Cultural historian Jeremy Eichler is the latest in a long line of distinguished classical critics at the Globe, including Michael Steinberg and Richard Dyer and many notable stringers. Eichler has also taught at Brandeis. His work has appeared in the New York Times, the New Yorker, the Washington Post, and the New Republic, and he has been recognized with an ASCAP Foundation Deems Taylor Award. He was also featured in the Proust Project, a collection of contemporary writers responding to the French author. Eichler earned his bachelor’s degree at Brown and his doctorate at Columbia, where his 2015 dissertation centered on Arnold Schoenberg and the creation of the first major musical memorial to the Holocaust, and was awarded the Salo and Jeanette Baron Dissertation Prize. Eichler’s work has been supported by grants from the Center for Jewish History and the German Academic Exchange Service. [continued…]

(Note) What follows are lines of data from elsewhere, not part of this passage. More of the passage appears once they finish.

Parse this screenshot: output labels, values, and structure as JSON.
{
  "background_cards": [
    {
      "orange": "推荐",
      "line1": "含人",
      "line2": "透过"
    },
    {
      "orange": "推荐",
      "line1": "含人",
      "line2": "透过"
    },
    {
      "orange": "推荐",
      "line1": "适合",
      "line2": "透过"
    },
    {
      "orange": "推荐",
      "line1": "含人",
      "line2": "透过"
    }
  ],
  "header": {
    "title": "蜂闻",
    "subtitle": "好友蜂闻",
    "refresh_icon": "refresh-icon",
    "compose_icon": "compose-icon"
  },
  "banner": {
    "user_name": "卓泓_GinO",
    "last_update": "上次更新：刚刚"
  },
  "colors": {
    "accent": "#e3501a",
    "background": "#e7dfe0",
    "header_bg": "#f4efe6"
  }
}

Celebrating another revival of a certain amazing musical confection for three xylophones, four bass drums, tam-tam, two pianists, seven electric bells, a siren, three airplane propellers and sixteen synchronized player pianos, Tufts professor and George Antheil specialist Paul Lehrman will be mounting a two-day celebration of the film scores of the musical “Bad Boy” from his Dada days in 1920s Paris to his dual careers in Hollywood as a film composer and a critic of film music. The program running from noon on March 6th through the next evening includes a double premiere showcasing the work of a singular individual and his contributions to film music. The relationship with Hedy Lamarr and torpedo guidance will not be mentioned, or maybe it will. [continued…]more news & features →